Unfortunately, despite the research supporting it (click for books, research, and articles on neurofeedback), most insurance companies offer limited, if any, reimbursement, although the situation is improving. Given that, I read with interest The Detroit News’ recent article “Westland Parents Secure Autism-Related Aid”. Looking to make neurofeedback treatment more financially accessible for his children as well as other children on the autism spectrum, father Neil Carrick formed an organization that raised funds and looked for a provider that would provide a group rate. End result? Carrick’s organization will provide 30 children with up to 20 weeks of neurofeedback. Impressive!
ScienceDaily.com reports that University of London researchers have found the “First Direct Evidence of Neuroplastic Changes Following Brainwave Training”. This is a major step forward in recognizing the signficant benefits that can be achieved through neurofeedback therapy. The researchers found that “[r]emarkably, these after-effects are comparable in magnitude to those observed following interventions with artificial forms of brain stimulation involving magnetic or electrical pulses.” Continue reading →
Exposure on the internet is important. Biofeedback has really been used for years in treating chronic pain successfully. EEG neurofeedback is an additional biofeedback modality for pain treatment. Continue reading →
When someone is diagnosed with Alzheimer’s, it appears to be a “sentence.” I’m doing a lot of research in this arena recently. Of course, from a holistic perspective – not from a conventional medicine perspective. I think there’s reason to think the problem can often be reversed.
In fact, there’s a lot of research (go search Pubmed from NIH that lists most published research) that there are several key factors that may play a role, such as excessive homocysteine levels, heavy metals that contribute to brain protein problems, and excessive inflammation affecting the brain and many of the brain processes.
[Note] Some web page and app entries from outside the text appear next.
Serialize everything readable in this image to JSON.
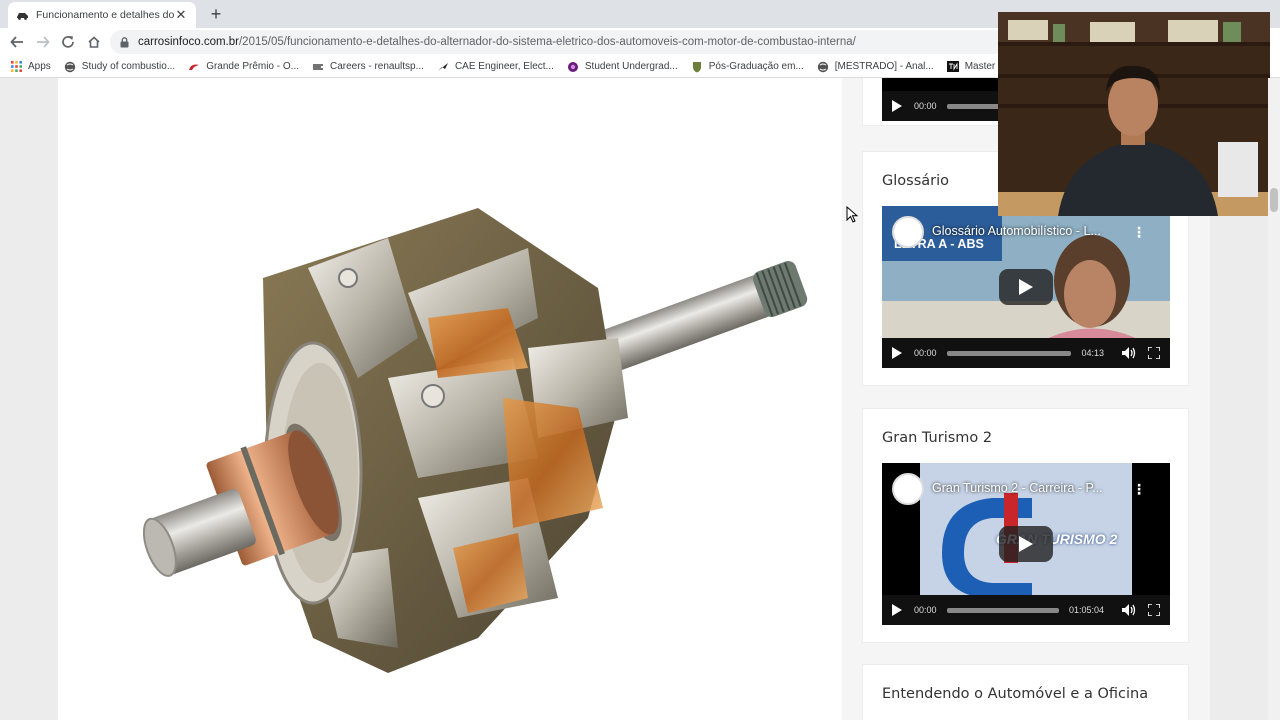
{
  "browser": {
    "tab_title": "Funcionamento e detalhes do alt",
    "url_domain": "carrosinfoco.com.br",
    "url_path": "/2015/05/funcionamento-e-detalhes-do-alternador-do-sistema-eletrico-dos-automoveis-com-motor-de-combustao-interna/",
    "bookmarks": [
      {
        "label": "Apps",
        "icon": "apps-grid-icon"
      },
      {
        "label": "Study of combustio...",
        "icon": "globe-icon"
      },
      {
        "label": "Grande Prêmio - O...",
        "icon": "gp-logo-icon"
      },
      {
        "label": "Careers - renaultsp...",
        "icon": "renault-icon"
      },
      {
        "label": "CAE Engineer, Elect...",
        "icon": "arrow-logo-icon"
      },
      {
        "label": "Student Undergrad...",
        "icon": "purple-circle-icon"
      },
      {
        "label": "Pós-Graduação em...",
        "icon": "crest-icon"
      },
      {
        "label": "[MESTRADO] - Anal...",
        "icon": "globe-icon"
      },
      {
        "label": "Master / Bachelor",
        "icon": "tno-icon"
      }
    ]
  },
  "sidebar": {
    "top_video": {
      "current_time": "00:00"
    },
    "widgets": [
      {
        "title": "Glossário",
        "video_title": "Glossário Automobilístico - L...",
        "thumb_text": "LETRA A - ABS",
        "current_time": "00:00",
        "duration": "04:13"
      },
      {
        "title": "Gran Turismo 2",
        "video_title": "Gran Turismo 2 - Carreira - P...",
        "thumb_text": "GRAN TURISMO 2",
        "current_time": "00:00",
        "duration": "01:05:04"
      },
      {
        "title": "Entendendo o Automóvel e a Oficina"
      }
    ]
  },
  "colors": {
    "page_bg": "#ececec",
    "card_bg": "#ffffff",
    "copper": "#c87b4f",
    "steel": "#b9b4a8"
  }
}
I don’t see any conventional medicine that has done a good job of targeting those underlying mechanisms. These are usually multi-system problems. Why not offer chelation for metals accumulation? Chelation is not practiced by conventional medicine, though it’s available through alternative doctors. But who’s going to do it – until the rest of the doctors say it’s OK? Perhaps that is coming to the research arena, but it’s available from alternative medicine now. Continue reading →